Fisheries Scientist, Author, Freshwater Lures Enthusiast
Frank is a giant in Australian fishing circles, having been instrumental in fisheries management in both NSW and Qld. Frank has authored and co-authored 15 fishing books (including “The Lure Encyclopedia” and “Lures In Depth”), has written over 40 magazine articles and penned hundreds of fishing columns for newspapers. Frank is a regular on radio fishing shows and has presented multiple television fishing segments.
This is a somewhat random chat with one of the absolute legends of the Australian freshwater lure fishing scene, Frank Prokop. Some key points of discussion follow.
- Frank’s first Lure Encyclopedia started when Steve Starling challenged Frank to prove that a particular lure was able to reach 6m in depth. That challenge led to the testing and documentation of the performance of over 1000 lures.
- Frank found that colour was one of the least important factors affecting whether fish took lures. He coined the term “DAM HOT”, which he uses to rank from most important to least important.. D= Depth, A= Action, M= Mass (size), H= Haste (speed), O= Outline (silhouette) and T= Tone (colour)
- Vision and colour is only important if you get a lure close enough to the fish, or if the fish gets close enough to the lure. Until that point the sound and vibration are more important.
- Fish are not always taking lures out of hunger or because they mistake them for food. Sometimes fish take lures from aggression or because they are being territorial or showing dominance over a smaller fish.
- Australia’s over-abundance of great lure makers reflects that we haven’t always been able to get the lures we’d like and have resorted to homegrown versions. But there’s also a “tinkering” element to the Australian culture which lends itself to designing, creating and ultimately marketing homegrown lures that are every bit as good and often much better than imported lures.
- Fish aren’t “wise” but they can certainly learn from bad experiences and can become accustomed to lures that they see a lot.
- Your lure needs to be in the strike zone, which is usually in close proximity to the fish. They’ll very often move upwards to take a lure but they won’t often move downwards.

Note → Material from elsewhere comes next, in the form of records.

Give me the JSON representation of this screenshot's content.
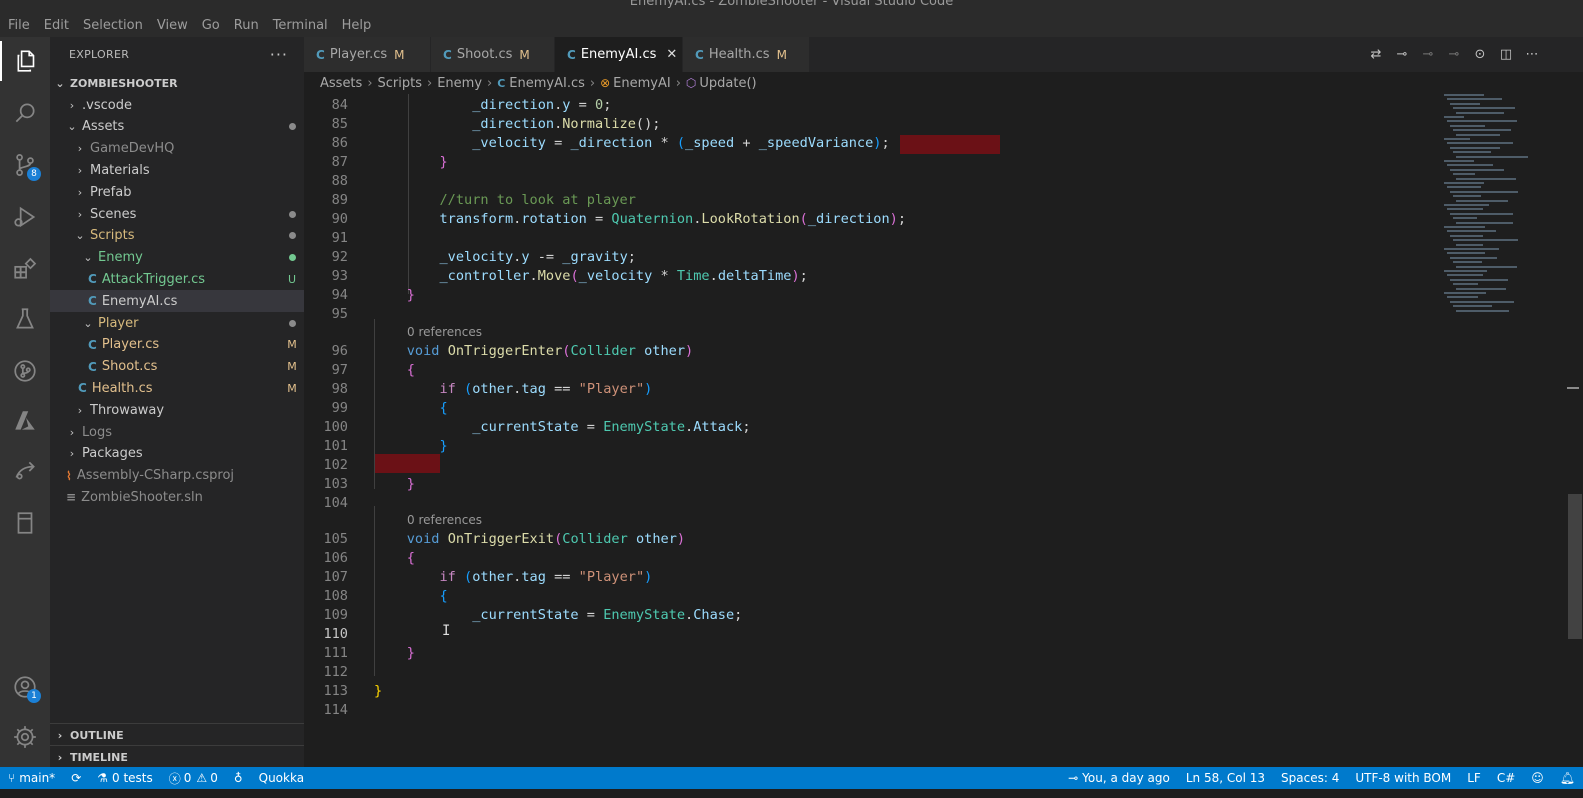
{
  "window": {
    "title": "EnemyAI.cs - ZombieShooter - Visual Studio Code"
  },
  "menu": [
    "File",
    "Edit",
    "Selection",
    "View",
    "Go",
    "Run",
    "Terminal",
    "Help"
  ],
  "activity": {
    "source_control_badge": "8",
    "accounts_badge": "1"
  },
  "explorer": {
    "header": "EXPLORER",
    "more": "···",
    "root": "ZOMBIESHOOTER",
    "items": [
      {
        "label": ".vscode",
        "chev": "›",
        "color": "#cccccc",
        "deco": ""
      },
      {
        "label": "Assets",
        "chev": "⌄",
        "color": "#cccccc",
        "deco": "dot-gray"
      },
      {
        "label": "GameDevHQ",
        "chev": "›",
        "color": "#8c8c8c",
        "deco": ""
      },
      {
        "label": "Materials",
        "chev": "›",
        "color": "#cccccc",
        "deco": ""
      },
      {
        "label": "Prefab",
        "chev": "›",
        "color": "#cccccc",
        "deco": ""
      },
      {
        "label": "Scenes",
        "chev": "›",
        "color": "#cccccc",
        "deco": "dot-gray"
      },
      {
        "label": "Scripts",
        "chev": "⌄",
        "color": "#d7ba7d",
        "deco": "dot-gray"
      },
      {
        "label": "Enemy",
        "chev": "⌄",
        "color": "#73c991",
        "deco": "dot-green"
      },
      {
        "label": "AttackTrigger.cs",
        "icon": "C#",
        "color": "#73c991",
        "deco": "U"
      },
      {
        "label": "EnemyAI.cs",
        "icon": "C#",
        "color": "#cccccc",
        "deco": ""
      },
      {
        "label": "Player",
        "chev": "⌄",
        "color": "#d7ba7d",
        "deco": "dot-gray"
      },
      {
        "label": "Player.cs",
        "icon": "C#",
        "color": "#e2c08d",
        "deco": "M"
      },
      {
        "label": "Shoot.cs",
        "icon": "C#",
        "color": "#e2c08d",
        "deco": "M"
      },
      {
        "label": "Health.cs",
        "icon": "C#",
        "color": "#e2c08d",
        "deco": "M"
      },
      {
        "label": "Throwaway",
        "chev": "›",
        "color": "#cccccc",
        "deco": ""
      },
      {
        "label": "Logs",
        "chev": "›",
        "color": "#8c8c8c",
        "deco": ""
      },
      {
        "label": "Packages",
        "chev": "›",
        "color": "#cccccc",
        "deco": ""
      },
      {
        "label": "Assembly-CSharp.csproj",
        "icon": "rss",
        "color": "#8c8c8c",
        "deco": ""
      },
      {
        "label": "ZombieShooter.sln",
        "icon": "≡",
        "color": "#8c8c8c",
        "deco": ""
      }
    ],
    "outline": "OUTLINE",
    "timeline": "TIMELINE"
  },
  "tabs": [
    {
      "label": "Player.cs",
      "modified": "M",
      "active": false
    },
    {
      "label": "Shoot.cs",
      "modified": "M",
      "active": false
    },
    {
      "label": "EnemyAI.cs",
      "modified": "",
      "active": true
    },
    {
      "label": "Health.cs",
      "modified": "M",
      "active": false
    }
  ],
  "breadcrumb": [
    "Assets",
    "Scripts",
    "Enemy",
    "EnemyAI.cs",
    "EnemyAI",
    "Update()"
  ],
  "code": {
    "lines": [
      {
        "n": "84",
        "tokens": [
          [
            "            ",
            "p"
          ],
          [
            "_direction",
            "v"
          ],
          [
            ".",
            "p"
          ],
          [
            "y",
            "v"
          ],
          [
            " = ",
            "p"
          ],
          [
            "0",
            "n"
          ],
          [
            ";",
            "p"
          ]
        ]
      },
      {
        "n": "85",
        "tokens": [
          [
            "            ",
            "p"
          ],
          [
            "_direction",
            "v"
          ],
          [
            ".",
            "p"
          ],
          [
            "Normalize",
            "f"
          ],
          [
            "()",
            "p"
          ],
          [
            ";",
            "p"
          ]
        ]
      },
      {
        "n": "86",
        "tokens": [
          [
            "            ",
            "p"
          ],
          [
            "_velocity",
            "v"
          ],
          [
            " = ",
            "p"
          ],
          [
            "_direction",
            "v"
          ],
          [
            " * ",
            "p"
          ],
          [
            "(",
            "b3"
          ],
          [
            "_speed",
            "v"
          ],
          [
            " + ",
            "p"
          ],
          [
            "_speedVariance",
            "v"
          ],
          [
            ")",
            "b3"
          ],
          [
            ";",
            "p"
          ]
        ]
      },
      {
        "n": "87",
        "tokens": [
          [
            "        ",
            "p"
          ],
          [
            "}",
            "b2"
          ]
        ]
      },
      {
        "n": "88",
        "tokens": []
      },
      {
        "n": "89",
        "tokens": [
          [
            "        ",
            "p"
          ],
          [
            "//turn to look at player",
            "c"
          ]
        ]
      },
      {
        "n": "90",
        "tokens": [
          [
            "        ",
            "p"
          ],
          [
            "transform",
            "v"
          ],
          [
            ".",
            "p"
          ],
          [
            "rotation",
            "v"
          ],
          [
            " = ",
            "p"
          ],
          [
            "Quaternion",
            "t"
          ],
          [
            ".",
            "p"
          ],
          [
            "LookRotation",
            "f"
          ],
          [
            "(",
            "b2"
          ],
          [
            "_direction",
            "v"
          ],
          [
            ")",
            "b2"
          ],
          [
            ";",
            "p"
          ]
        ]
      },
      {
        "n": "91",
        "tokens": []
      },
      {
        "n": "92",
        "tokens": [
          [
            "        ",
            "p"
          ],
          [
            "_velocity",
            "v"
          ],
          [
            ".",
            "p"
          ],
          [
            "y",
            "v"
          ],
          [
            " -= ",
            "p"
          ],
          [
            "_gravity",
            "v"
          ],
          [
            ";",
            "p"
          ]
        ]
      },
      {
        "n": "93",
        "tokens": [
          [
            "        ",
            "p"
          ],
          [
            "_controller",
            "v"
          ],
          [
            ".",
            "p"
          ],
          [
            "Move",
            "f"
          ],
          [
            "(",
            "b2"
          ],
          [
            "_velocity",
            "v"
          ],
          [
            " * ",
            "p"
          ],
          [
            "Time",
            "t"
          ],
          [
            ".",
            "p"
          ],
          [
            "deltaTime",
            "v"
          ],
          [
            ")",
            "b2"
          ],
          [
            ";",
            "p"
          ]
        ]
      },
      {
        "n": "94",
        "tokens": [
          [
            "    ",
            "p"
          ],
          [
            "}",
            "b2"
          ]
        ]
      },
      {
        "n": "95",
        "tokens": []
      },
      {
        "n": "96",
        "lens": "0 references",
        "tokens": [
          [
            "    ",
            "p"
          ],
          [
            "void",
            "k"
          ],
          [
            " ",
            "p"
          ],
          [
            "OnTriggerEnter",
            "f"
          ],
          [
            "(",
            "b2"
          ],
          [
            "Collider",
            "t"
          ],
          [
            " ",
            "p"
          ],
          [
            "other",
            "v"
          ],
          [
            ")",
            "b2"
          ]
        ]
      },
      {
        "n": "97",
        "tokens": [
          [
            "    ",
            "p"
          ],
          [
            "{",
            "b2"
          ]
        ]
      },
      {
        "n": "98",
        "tokens": [
          [
            "        ",
            "p"
          ],
          [
            "if",
            "kc"
          ],
          [
            " ",
            "p"
          ],
          [
            "(",
            "b3"
          ],
          [
            "other",
            "v"
          ],
          [
            ".",
            "p"
          ],
          [
            "tag",
            "v"
          ],
          [
            " == ",
            "p"
          ],
          [
            "\"Player\"",
            "s"
          ],
          [
            ")",
            "b3"
          ]
        ]
      },
      {
        "n": "99",
        "tokens": [
          [
            "        ",
            "p"
          ],
          [
            "{",
            "b3"
          ]
        ]
      },
      {
        "n": "100",
        "tokens": [
          [
            "            ",
            "p"
          ],
          [
            "_currentState",
            "v"
          ],
          [
            " = ",
            "p"
          ],
          [
            "EnemyState",
            "t"
          ],
          [
            ".",
            "p"
          ],
          [
            "Attack",
            "v"
          ],
          [
            ";",
            "p"
          ]
        ]
      },
      {
        "n": "101",
        "tokens": [
          [
            "        ",
            "p"
          ],
          [
            "}",
            "b3"
          ]
        ]
      },
      {
        "n": "102",
        "tokens": []
      },
      {
        "n": "103",
        "tokens": [
          [
            "    ",
            "p"
          ],
          [
            "}",
            "b2"
          ]
        ]
      },
      {
        "n": "104",
        "tokens": []
      },
      {
        "n": "105",
        "lens": "0 references",
        "tokens": [
          [
            "    ",
            "p"
          ],
          [
            "void",
            "k"
          ],
          [
            " ",
            "p"
          ],
          [
            "OnTriggerExit",
            "f"
          ],
          [
            "(",
            "b2"
          ],
          [
            "Collider",
            "t"
          ],
          [
            " ",
            "p"
          ],
          [
            "other",
            "v"
          ],
          [
            ")",
            "b2"
          ]
        ]
      },
      {
        "n": "106",
        "tokens": [
          [
            "    ",
            "p"
          ],
          [
            "{",
            "b2"
          ]
        ]
      },
      {
        "n": "107",
        "tokens": [
          [
            "        ",
            "p"
          ],
          [
            "if",
            "kc"
          ],
          [
            " ",
            "p"
          ],
          [
            "(",
            "b3"
          ],
          [
            "other",
            "v"
          ],
          [
            ".",
            "p"
          ],
          [
            "tag",
            "v"
          ],
          [
            " == ",
            "p"
          ],
          [
            "\"Player\"",
            "s"
          ],
          [
            ")",
            "b3"
          ]
        ]
      },
      {
        "n": "108",
        "tokens": [
          [
            "        ",
            "p"
          ],
          [
            "{",
            "b3"
          ]
        ]
      },
      {
        "n": "109",
        "tokens": [
          [
            "            ",
            "p"
          ],
          [
            "_currentState",
            "v"
          ],
          [
            " = ",
            "p"
          ],
          [
            "EnemyState",
            "t"
          ],
          [
            ".",
            "p"
          ],
          [
            "Chase",
            "v"
          ],
          [
            ";",
            "p"
          ]
        ]
      },
      {
        "n": "110",
        "tokens": []
      },
      {
        "n": "111",
        "tokens": [
          [
            "    ",
            "p"
          ],
          [
            "}",
            "b2"
          ]
        ]
      },
      {
        "n": "112",
        "tokens": []
      },
      {
        "n": "113",
        "tokens": [
          [
            "}",
            "b1"
          ]
        ]
      },
      {
        "n": "114",
        "tokens": []
      }
    ]
  },
  "status": {
    "branch": "main*",
    "tests": "0 tests",
    "errors": "0",
    "warnings": "0",
    "quokka": "Quokka",
    "blame": "You, a day ago",
    "position": "Ln 58, Col 13",
    "spaces": "Spaces: 4",
    "encoding": "UTF-8 with BOM",
    "eol": "LF",
    "language": "C#"
  }
}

- The fourth edition of Franks Lure Encyclopaedia is currently being prepared and he’s called on all Aussie lure makers and importers who’d like their products to be included to get in touch. The current edition won’t include the data around diving depths for lures as it’s a big undertaking ans is less relevant now that most boats are equipped with high resolution sounders.